Task:
Below are records. Find each line in them that holds the word "JSON" and copy it.

Stored data:

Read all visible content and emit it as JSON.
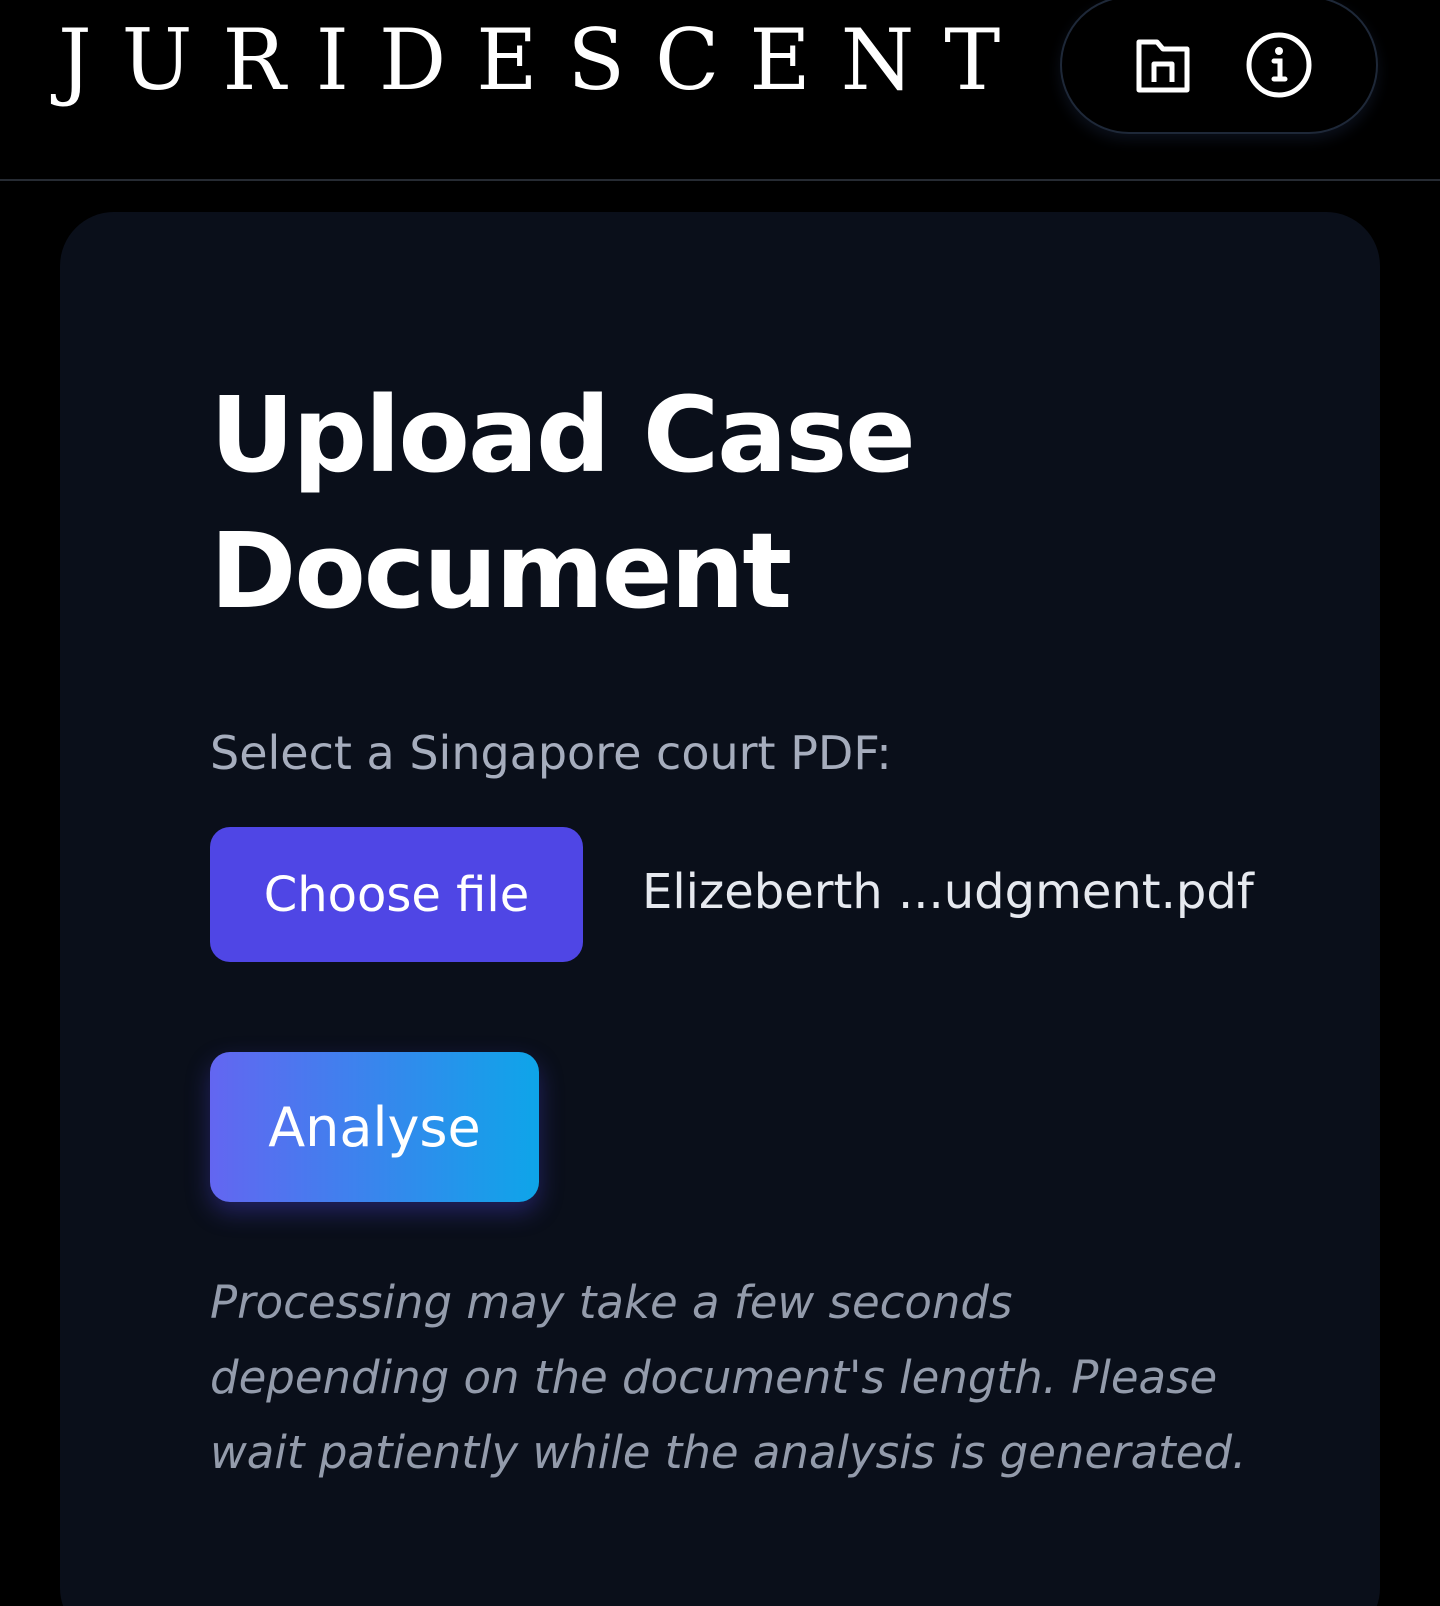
{
  "header": {
    "brand": "JURIDESCENT",
    "nav": [
      {
        "icon": "home-folder-icon",
        "label": ""
      },
      {
        "icon": "info-icon",
        "label": ""
      }
    ]
  },
  "upload": {
    "title": "Upload Case Document",
    "select_label": "Select a Singapore court PDF:",
    "choose_file_label": "Choose file",
    "selected_file": "Elizeberth ...udgment.pdf",
    "analyse_label": "Analyse",
    "processing_note": "Processing may take a few seconds depending on the document's length. Please wait patiently while the analysis is generated."
  },
  "colors": {
    "background": "#000000",
    "card": "#0a0f1a",
    "choose_button": "#4f46e5",
    "analyse_gradient_start": "#6366f1",
    "analyse_gradient_end": "#0ea5e9"
  }
}
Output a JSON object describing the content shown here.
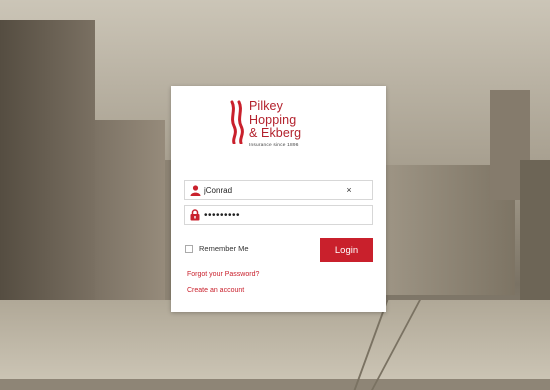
{
  "brand": {
    "name_lines": [
      "Pilkey",
      "Hopping",
      "& Ekberg"
    ],
    "tagline": "Insurance since 1896",
    "color": "#b3222d"
  },
  "login_form": {
    "username_value": "jConrad",
    "username_icon": "user-icon",
    "password_value": "•••••••••",
    "password_icon": "lock-icon",
    "clear_label": "×",
    "remember_label": "Remember Me",
    "remember_checked": false,
    "login_label": "Login",
    "forgot_link": "Forgot your Password?",
    "create_link": "Create an account",
    "accent_color": "#c9202c"
  }
}
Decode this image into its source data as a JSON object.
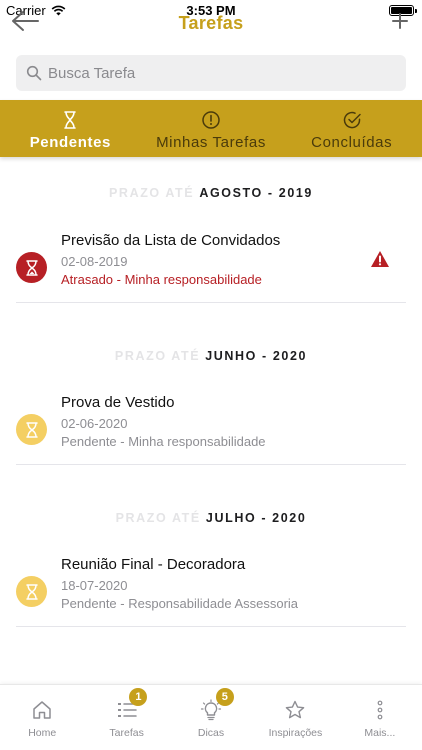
{
  "status_bar": {
    "carrier": "Carrier",
    "time": "3:53 PM"
  },
  "nav": {
    "title": "Tarefas",
    "back_icon": "arrow-left-icon",
    "add_icon": "plus-icon"
  },
  "search": {
    "placeholder": "Busca Tarefa",
    "value": ""
  },
  "tabs": [
    {
      "label": "Pendentes",
      "icon": "hourglass-icon",
      "active": true
    },
    {
      "label": "Minhas Tarefas",
      "icon": "alert-circle-icon",
      "active": false
    },
    {
      "label": "Concluídas",
      "icon": "check-circle-icon",
      "active": false
    }
  ],
  "sections": [
    {
      "prefix": "PRAZO ATÉ",
      "month": "AGOSTO - 2019",
      "tasks": [
        {
          "title": "Previsão da Lista de Convidados",
          "date": "02-08-2019",
          "status": "Atrasado - Minha responsabilidade",
          "state": "late"
        }
      ]
    },
    {
      "prefix": "PRAZO ATÉ",
      "month": "JUNHO - 2020",
      "tasks": [
        {
          "title": "Prova de Vestido",
          "date": "02-06-2020",
          "status": "Pendente - Minha responsabilidade",
          "state": "pending"
        }
      ]
    },
    {
      "prefix": "PRAZO ATÉ",
      "month": "JULHO - 2020",
      "tasks": [
        {
          "title": "Reunião Final - Decoradora",
          "date": "18-07-2020",
          "status": "Pendente - Responsabilidade Assessoria",
          "state": "pending"
        }
      ]
    }
  ],
  "tab_bar": [
    {
      "label": "Home",
      "icon": "home-icon",
      "badge": ""
    },
    {
      "label": "Tarefas",
      "icon": "task-list-icon",
      "badge": "1"
    },
    {
      "label": "Dicas",
      "icon": "lightbulb-icon",
      "badge": "5"
    },
    {
      "label": "Inspirações",
      "icon": "star-icon",
      "badge": ""
    },
    {
      "label": "Mais...",
      "icon": "more-icon",
      "badge": ""
    }
  ],
  "colors": {
    "brand": "#c6a01c",
    "late": "#b72025",
    "pending": "#f4cf63"
  }
}
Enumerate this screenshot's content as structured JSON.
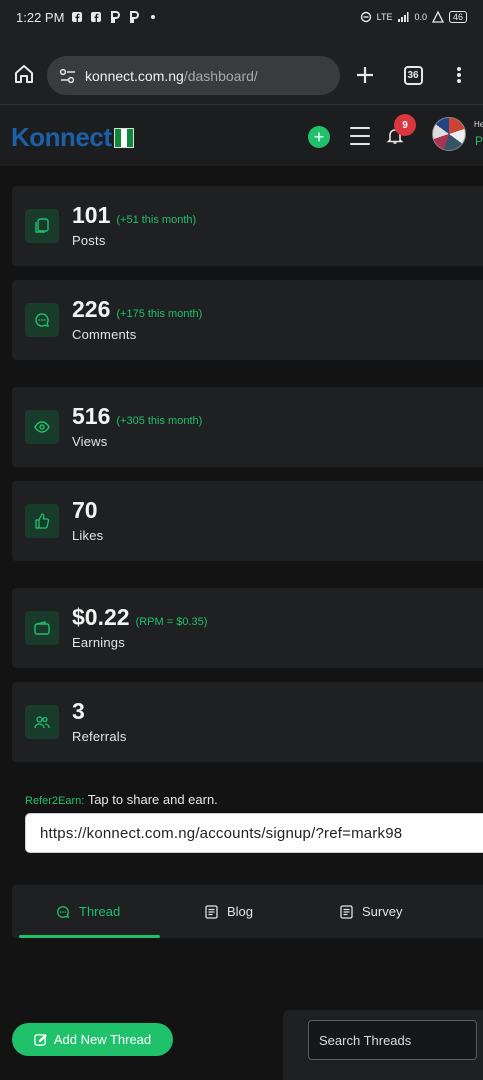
{
  "status_bar": {
    "time": "1:22 PM",
    "notification_icons": [
      "facebook-icon",
      "facebook-icon",
      "pinterest-icon",
      "pinterest-icon",
      "dot-icon"
    ],
    "network": "LTE",
    "data_speed": "0.0",
    "battery": "46"
  },
  "browser": {
    "url_host": "konnect.com.ng",
    "url_path": "/dashboard/",
    "tab_count": "36"
  },
  "header": {
    "logo_text": "Konnect",
    "notification_count": "9",
    "greeting": "He",
    "user_initial": "P"
  },
  "stats": [
    {
      "value": "101",
      "delta": "(+51 this month)",
      "label": "Posts",
      "icon": "posts-icon"
    },
    {
      "value": "226",
      "delta": "(+175 this month)",
      "label": "Comments",
      "icon": "comment-icon"
    },
    {
      "value": "516",
      "delta": "(+305 this month)",
      "label": "Views",
      "icon": "eye-icon"
    },
    {
      "value": "70",
      "delta": "",
      "label": "Likes",
      "icon": "thumbs-up-icon"
    },
    {
      "value": "$0.22",
      "delta": "(RPM = $0.35)",
      "label": "Earnings",
      "icon": "wallet-icon"
    },
    {
      "value": "3",
      "delta": "",
      "label": "Referrals",
      "icon": "users-icon"
    }
  ],
  "referral": {
    "tag": "Refer2Earn:",
    "text": "Tap to share and earn.",
    "link": "https://konnect.com.ng/accounts/signup/?ref=mark98"
  },
  "tabs": [
    {
      "label": "Thread",
      "active": true
    },
    {
      "label": "Blog",
      "active": false
    },
    {
      "label": "Survey",
      "active": false
    }
  ],
  "actions": {
    "add_thread": "Add New Thread",
    "search_placeholder": "Search Threads"
  },
  "colors": {
    "accent": "#1fc16b",
    "background": "#131313",
    "card": "#1f2022",
    "badge": "#d9363e"
  }
}
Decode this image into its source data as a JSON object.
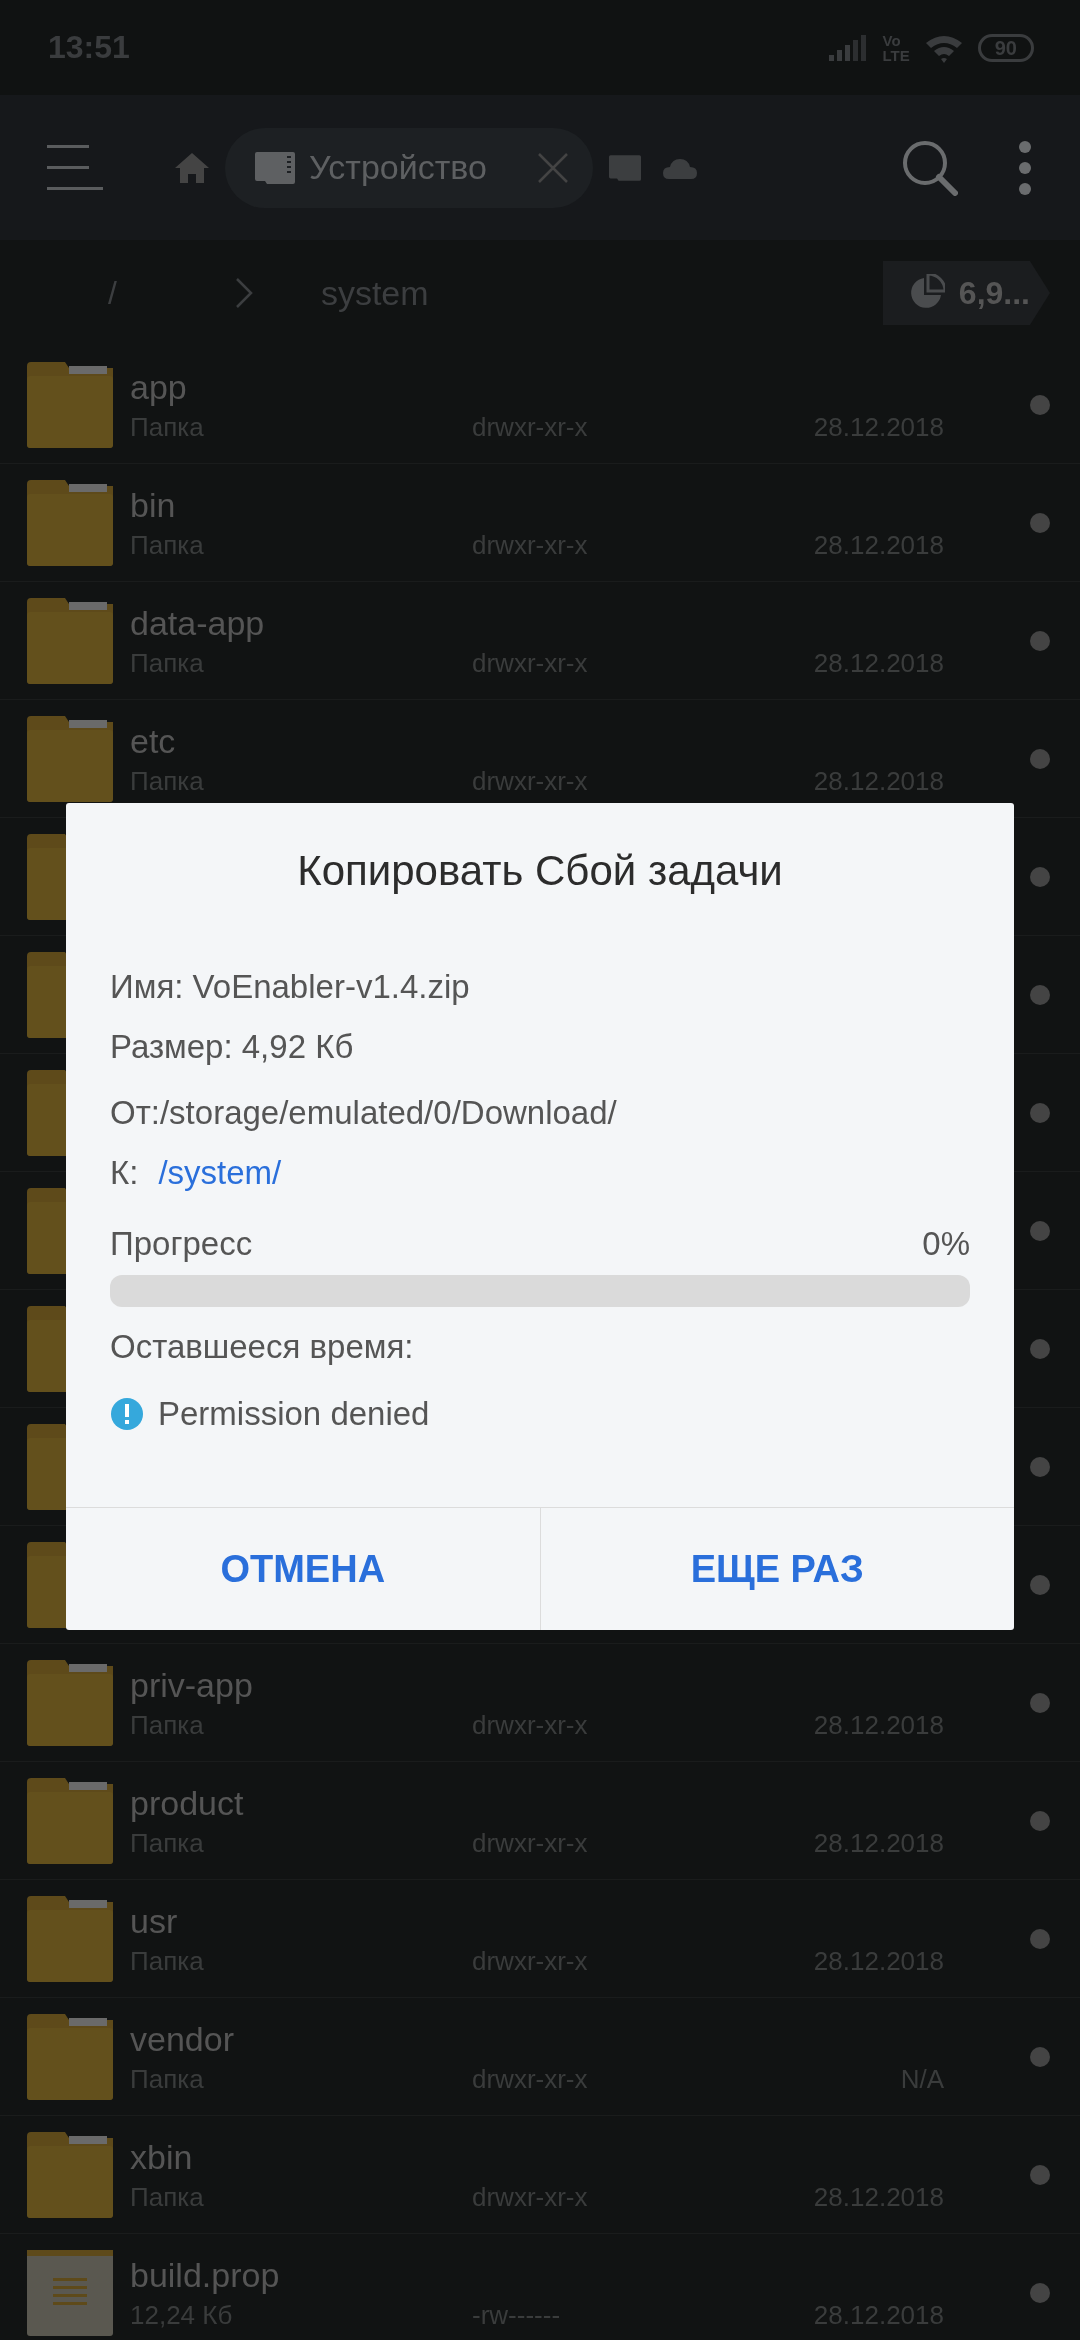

Result of the task:
Read all visible content and emit it as JSON.
Output a JSON object describing the content shown here.
Decode this image into its source data as a JSON object.
Enumerate this screenshot's content as structured JSON.
Decode this image into its source data as a JSON object.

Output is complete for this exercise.